When it comes to freshman offensive tackle Andre Smith, Alabama's head coach has done his best to downplay the astronomic expectations that accompanied the nation's top-rated offensive line prospect for the class of 2006 to Tuscaloosa.
Ideally, Smith would have traveled a path similar to the one most first-year offensive linemen follow. Get your nose in the playbook, become best friends with the strength and conditioning staff and we'll see you in the spring, kid.
Of course we all know that was never an option for Shula. Even if the Tide wasn't in need of an upgrade at left tackle, keeping an amazingly nimble 340-pounder who finishes blocks like Kobayashi does hot dogs off the field would have been extremely difficult.
And it's not as if Alabama is the only place where Smith could have began his collegiate career as a starter. Of the schools he paid official visits to during the recruiting process (LSU, Miami, Florida, Southern Cal and Alabama), USC is the only place he might have struggled to pull the trick.
As for his rise to the top of the depth chart, there's a reason why Smith has taken all of his reps on the left side. Despite having never gone against a defensive end the caliber of Wallace Gilberry, it took all of one pass rush drill to see that Smith was the Tide's top protector at tackle. One week into camp, the competition was no longer between Smith and incumbent Chris Capps. Instead, it became a question of who would start on the right side: Capps or Kyle Tatum?
5 more rookies who will play
WR Earl Alexander: He's still very much in the learning stages at the position, but it's hard to look past his physical gifts.
CB Javier Arenas: He was targeted as a return specialist and that's how he'll spend his freshman season. Needs to remember that fair catches don't result in 15-yard penalties.

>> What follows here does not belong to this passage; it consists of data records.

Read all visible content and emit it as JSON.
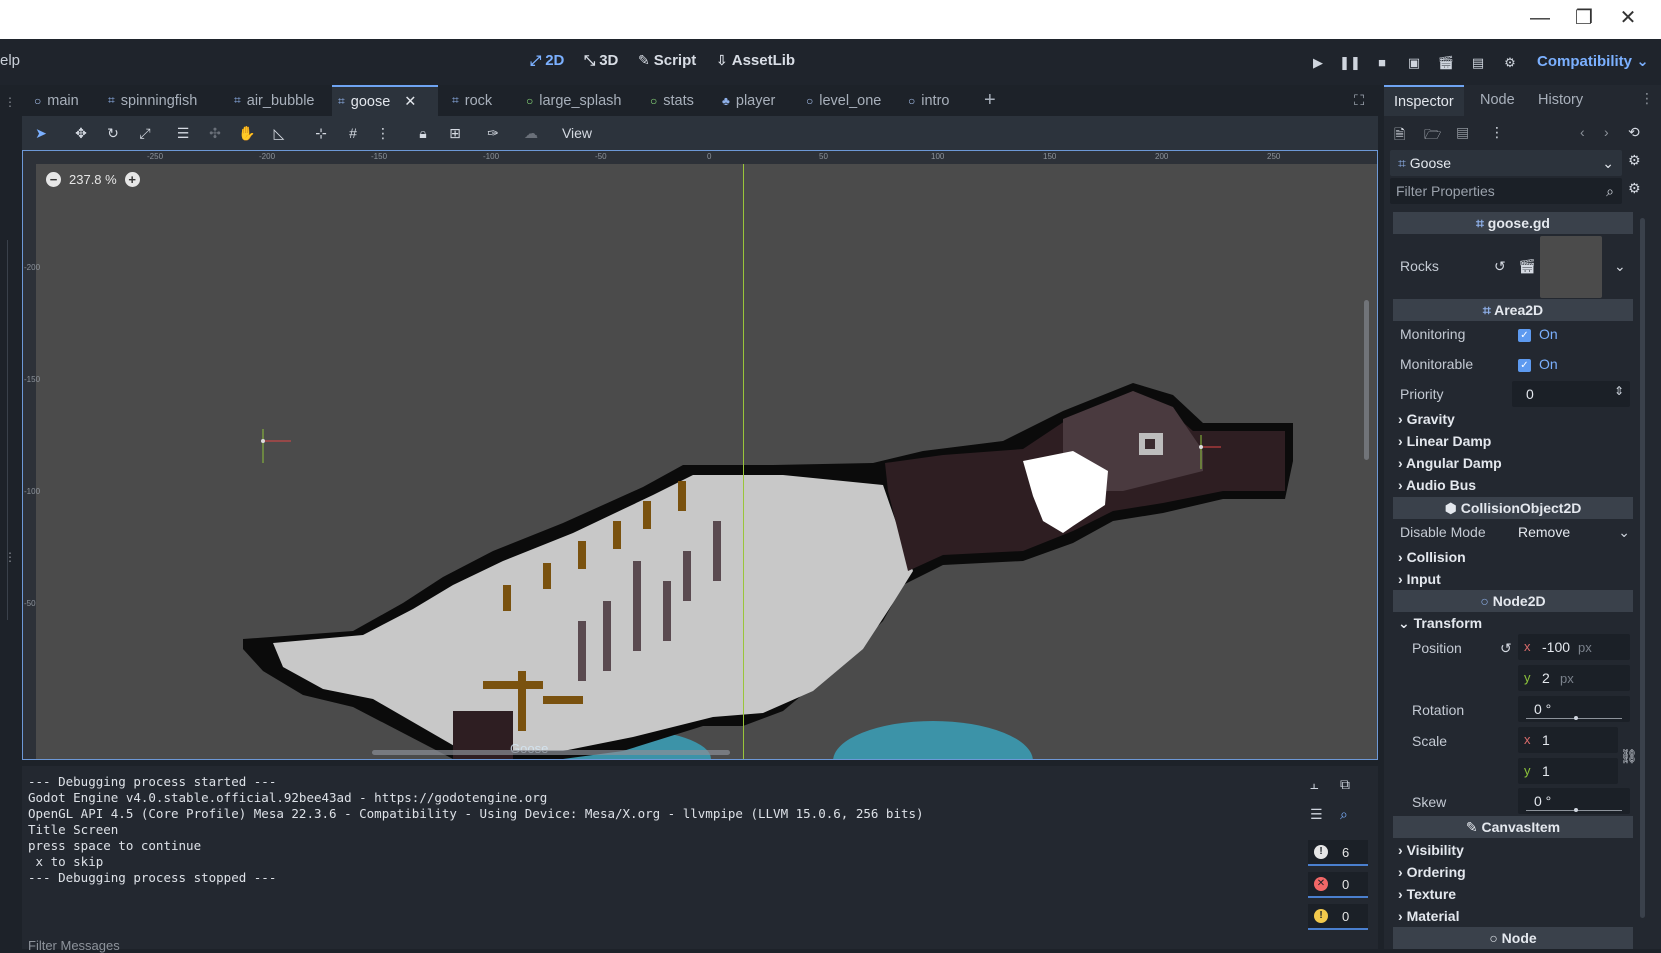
{
  "window": {
    "minimize": "—",
    "restore": "❐",
    "close": "✕"
  },
  "menu": {
    "help_partial": "elp"
  },
  "workspaces": [
    {
      "label": "2D",
      "icon": "2d-icon"
    },
    {
      "label": "3D",
      "icon": "3d-icon"
    },
    {
      "label": "Script",
      "icon": "script-icon"
    },
    {
      "label": "AssetLib",
      "icon": "assetlib-icon"
    }
  ],
  "renderer": "Compatibility",
  "scene_tabs": [
    "main",
    "spinningfish",
    "air_bubble",
    "goose",
    "rock",
    "large_splash",
    "stats",
    "player",
    "level_one",
    "intro"
  ],
  "active_tab": "goose",
  "toolbar": {
    "view_label": "View"
  },
  "viewport": {
    "zoom": "237.8 %",
    "node_label": "Goose",
    "ruler_top": [
      "-250",
      "-200",
      "-150",
      "-100",
      "-50",
      "0",
      "50",
      "100",
      "150",
      "200",
      "250"
    ],
    "ruler_left": [
      "-200",
      "-150",
      "-100",
      "-50"
    ]
  },
  "output": {
    "lines": [
      "--- Debugging process started ---",
      "Godot Engine v4.0.stable.official.92bee43ad - https://godotengine.org",
      "OpenGL API 4.5 (Core Profile) Mesa 22.3.6 - Compatibility - Using Device: Mesa/X.org - llvmpipe (LLVM 15.0.6, 256 bits)",
      "",
      "Title Screen",
      "press space to continue",
      " x to skip",
      "--- Debugging process stopped ---"
    ],
    "filter_placeholder": "Filter Messages",
    "counts": {
      "messages": "6",
      "errors": "0",
      "warnings": "0"
    }
  },
  "inspector": {
    "tabs": [
      "Inspector",
      "Node",
      "History"
    ],
    "object_name": "Goose",
    "filter_placeholder": "Filter Properties",
    "script_header": "goose.gd",
    "rocks_label": "Rocks",
    "area2d": {
      "header": "Area2D",
      "monitoring_label": "Monitoring",
      "monitoring_value": "On",
      "monitorable_label": "Monitorable",
      "monitorable_value": "On",
      "priority_label": "Priority",
      "priority_value": "0",
      "groups": [
        "Gravity",
        "Linear Damp",
        "Angular Damp",
        "Audio Bus"
      ]
    },
    "collision": {
      "header": "CollisionObject2D",
      "disable_mode_label": "Disable Mode",
      "disable_mode_value": "Remove",
      "groups": [
        "Collision",
        "Input"
      ]
    },
    "node2d": {
      "header": "Node2D",
      "transform_label": "Transform",
      "position_label": "Position",
      "pos_x": "-100",
      "pos_y": "2",
      "unit": "px",
      "rotation_label": "Rotation",
      "rotation_value": "0 °",
      "scale_label": "Scale",
      "scale_x": "1",
      "scale_y": "1",
      "skew_label": "Skew",
      "skew_value": "0 °"
    },
    "canvas": {
      "header": "CanvasItem",
      "groups": [
        "Visibility",
        "Ordering",
        "Texture",
        "Material"
      ]
    },
    "node_header": "Node"
  },
  "colors": {
    "accent": "#7bb0ff",
    "viewport_bg": "#4b4b4b",
    "panel": "#232830"
  }
}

HB Terry Grant: Gives the running game a legitimate home run threat. Could be especially effective late in games when opposing defenses begin to wilt. Will likely be one of two deep men on kickoff returns.
WR Mike McCoy: He's more polished than Alexander and has shown better hands. Plus, with the possibility of DJ Hall and/or Keith Brown leaving after their junior seasons, it wouldn't hurt to get McCoy and Alexander some game experience now.

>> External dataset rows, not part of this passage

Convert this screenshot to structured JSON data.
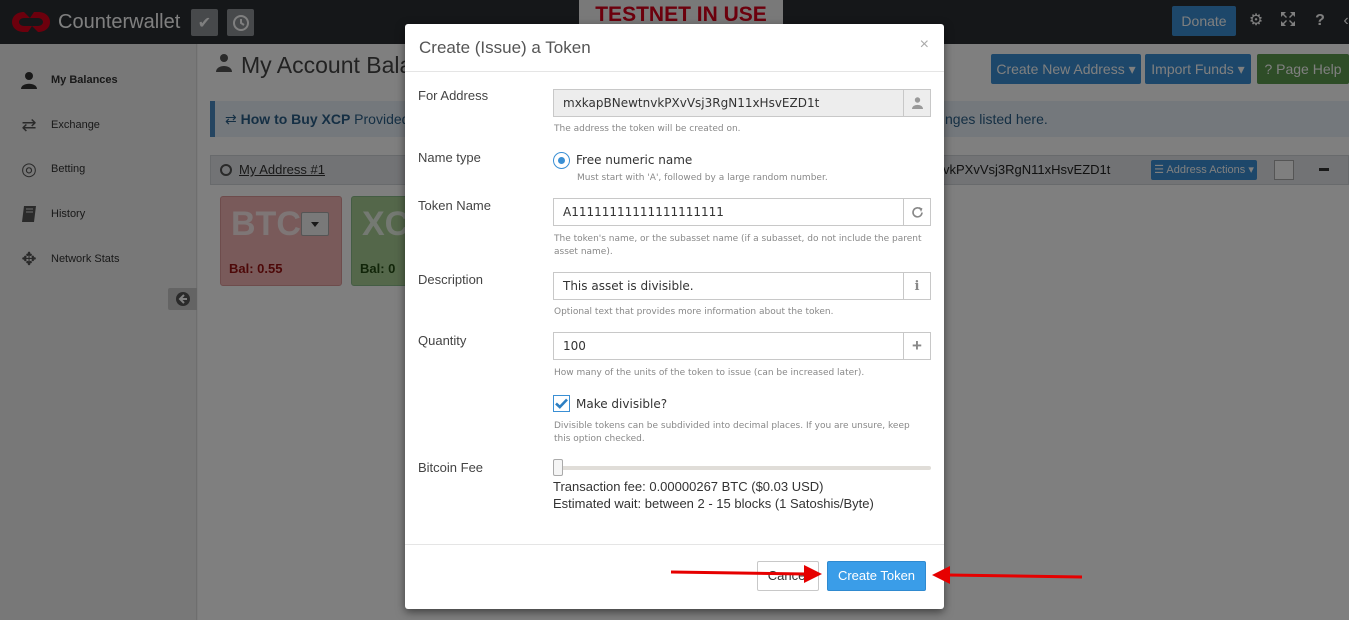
{
  "app": {
    "brand": "Counterwallet",
    "testnet_banner": "TESTNET IN USE",
    "donate_label": "Donate"
  },
  "sidebar": {
    "items": [
      {
        "label": "My Balances",
        "icon": "user-icon"
      },
      {
        "label": "Exchange",
        "icon": "exchange-icon"
      },
      {
        "label": "Betting",
        "icon": "target-icon"
      },
      {
        "label": "History",
        "icon": "book-icon"
      },
      {
        "label": "Network Stats",
        "icon": "crosshair-icon"
      }
    ]
  },
  "main": {
    "title": "My Account Balanc",
    "buttons": {
      "create_address": "Create New Address",
      "import_funds": "Import Funds",
      "page_help": "Page Help"
    },
    "info_bar": {
      "bold": "How to Buy XCP",
      "text": " Provided t",
      "right_text": "nges listed ",
      "link": "here."
    },
    "address": {
      "link": "My Address #1",
      "value_fragment": "vkPXvVsj3RgN11xHsvEZD1t",
      "actions_label": "Address Actions"
    },
    "balances": [
      {
        "code": "BTC",
        "balance": "Bal: 0.55"
      },
      {
        "code": "XC",
        "balance": "Bal: 0"
      }
    ]
  },
  "modal": {
    "title": "Create (Issue) a Token",
    "close": "×",
    "for_address": {
      "label": "For Address",
      "value": "mxkapBNewtnvkPXvVsj3RgN11xHsvEZD1t",
      "help": "The address the token will be created on."
    },
    "name_type": {
      "label": "Name type",
      "option": "Free numeric name",
      "help": "Must start with 'A', followed by a large random number."
    },
    "token_name": {
      "label": "Token Name",
      "value": "A11111111111111111111",
      "help": "The token's name, or the subasset name (if a subasset, do not include the parent asset name)."
    },
    "description": {
      "label": "Description",
      "value": "This asset is divisible.",
      "help": "Optional text that provides more information about the token."
    },
    "quantity": {
      "label": "Quantity",
      "value": "100",
      "help": "How many of the units of the token to issue (can be increased later)."
    },
    "divisible": {
      "label": "Make divisible?",
      "checked": true,
      "help": "Divisible tokens can be subdivided into decimal places. If you are unsure, keep this option checked."
    },
    "bitcoin_fee": {
      "label": "Bitcoin Fee",
      "slider_level": 0,
      "fee_line": "Transaction fee: 0.00000267 BTC ($0.03 USD)",
      "wait_line": "Estimated wait: between 2 - 15 blocks (1 Satoshis/Byte)"
    },
    "footer": {
      "cancel": "Cancel",
      "create": "Create Token"
    }
  },
  "colors": {
    "topbar": "#2a2f33",
    "brand_red": "#d8001b",
    "primary": "#3a8fd4",
    "help_green": "#5c9a4e",
    "arrow_red": "#e60000",
    "btc_card": "#f2b4b4",
    "xcp_card": "#a8cf94"
  }
}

S Justin Woodall: A week ago, Woodall was a slam dunk to contribute in his first year on campus. An ankle sprain sustained late last week set him back, but I still think he'll play.
Not that further confirmation was needed, but you knew Smith was special when Gilberry beat the rookie in a pass rush drill last week and crowed about it. A fourth-year junior strutting after whipping a true freshman in a drill that is tailor made for the defense?

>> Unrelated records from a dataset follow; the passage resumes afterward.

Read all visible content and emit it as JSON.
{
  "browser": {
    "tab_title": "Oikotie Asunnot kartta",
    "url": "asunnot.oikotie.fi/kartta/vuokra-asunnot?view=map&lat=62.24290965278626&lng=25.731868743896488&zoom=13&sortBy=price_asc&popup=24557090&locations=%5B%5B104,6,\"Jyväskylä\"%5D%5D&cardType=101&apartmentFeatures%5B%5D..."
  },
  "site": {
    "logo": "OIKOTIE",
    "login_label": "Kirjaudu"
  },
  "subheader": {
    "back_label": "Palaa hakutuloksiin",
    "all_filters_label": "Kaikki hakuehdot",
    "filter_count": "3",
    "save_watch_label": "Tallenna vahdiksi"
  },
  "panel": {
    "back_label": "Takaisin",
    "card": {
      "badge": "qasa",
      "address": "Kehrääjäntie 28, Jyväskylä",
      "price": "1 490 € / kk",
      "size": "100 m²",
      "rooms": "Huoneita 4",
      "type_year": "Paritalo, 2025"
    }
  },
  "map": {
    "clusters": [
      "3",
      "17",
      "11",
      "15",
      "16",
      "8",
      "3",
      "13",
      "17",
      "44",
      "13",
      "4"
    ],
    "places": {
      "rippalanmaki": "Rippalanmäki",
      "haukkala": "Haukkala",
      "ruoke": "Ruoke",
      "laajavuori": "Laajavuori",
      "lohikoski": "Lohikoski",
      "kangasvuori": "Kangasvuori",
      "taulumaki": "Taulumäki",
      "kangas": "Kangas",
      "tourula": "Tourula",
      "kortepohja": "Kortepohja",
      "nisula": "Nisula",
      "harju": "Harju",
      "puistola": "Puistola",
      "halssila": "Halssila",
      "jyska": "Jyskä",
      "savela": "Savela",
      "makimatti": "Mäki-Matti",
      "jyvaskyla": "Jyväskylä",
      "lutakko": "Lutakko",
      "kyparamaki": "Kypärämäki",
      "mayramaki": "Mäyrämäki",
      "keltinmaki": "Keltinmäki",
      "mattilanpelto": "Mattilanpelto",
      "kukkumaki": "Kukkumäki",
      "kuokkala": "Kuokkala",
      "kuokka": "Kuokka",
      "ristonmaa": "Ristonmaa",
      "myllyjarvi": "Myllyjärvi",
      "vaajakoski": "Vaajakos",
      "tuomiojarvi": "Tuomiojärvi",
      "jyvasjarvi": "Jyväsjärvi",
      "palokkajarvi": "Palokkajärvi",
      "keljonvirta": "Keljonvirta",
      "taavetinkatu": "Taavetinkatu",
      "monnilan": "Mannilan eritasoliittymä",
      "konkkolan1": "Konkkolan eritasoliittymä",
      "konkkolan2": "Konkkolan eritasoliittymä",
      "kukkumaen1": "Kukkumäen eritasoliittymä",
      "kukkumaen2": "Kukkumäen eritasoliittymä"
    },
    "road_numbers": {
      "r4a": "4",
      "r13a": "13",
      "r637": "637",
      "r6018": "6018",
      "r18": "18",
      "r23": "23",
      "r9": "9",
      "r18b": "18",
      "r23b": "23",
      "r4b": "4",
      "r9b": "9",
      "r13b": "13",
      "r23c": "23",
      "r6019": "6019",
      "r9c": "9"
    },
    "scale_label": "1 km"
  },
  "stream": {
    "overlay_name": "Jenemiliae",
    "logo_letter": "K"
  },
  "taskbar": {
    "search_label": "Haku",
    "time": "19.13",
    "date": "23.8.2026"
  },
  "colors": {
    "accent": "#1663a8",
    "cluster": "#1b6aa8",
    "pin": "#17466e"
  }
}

"There's like a glow around him and I had to get a piece of that glow," Gilberry said of the encounter. "He's everything they said he'd be."
Talent aside, what has impressed me the most about Smith over the last two weeks has been his constant presence on the practice field. During that time, no fewer than six offensive linemen have spent time in orange, non-contact jerseys. Though he's obviously not in peak physical condition, Smith hasn't missed a beat. In fact, he's handled reps with both the first and second teams at left tackle on more than one occasion.
As good as he's been in his high school body, Tide fans should go Tom Cruise just thinking about what Smith will be capable of once he completes a full offseason in Rocky Colburn's strength and conditioning program. He's getting by right now on instinct, desire and natural ability. A fine mixture of assets, no doubt, but additional strength and stamina will take him to another level altogether.
This isn't to say Smith will skate through his freshman campaign without getting beat. As the Tide's starting left tackle, he's going to be taking on some of the best pass rushers in all of college football. True freshmen starters at left tackle in the SEC are about as common as Phil Fulmer visits to a salad bar. Off the top of my head, Reggie Green of Florida (1992) and Willie Anderson of Auburn (1993) come to mind, but that's about it.
Remember, we're not talking about a right tackle who can count on consistent help from a tight end. Yes, Smith will likely get an assist from a back or tight end from time to time, but he'll be isolated one-on-one with speed rushers far more then either Capps or Tatum. As a result, he's going to take some lumps.
And those lining up across from Smith would be wise to take advantage of Smith this fall, because John Parker Wilson's blindside won't be open for business in a year's time.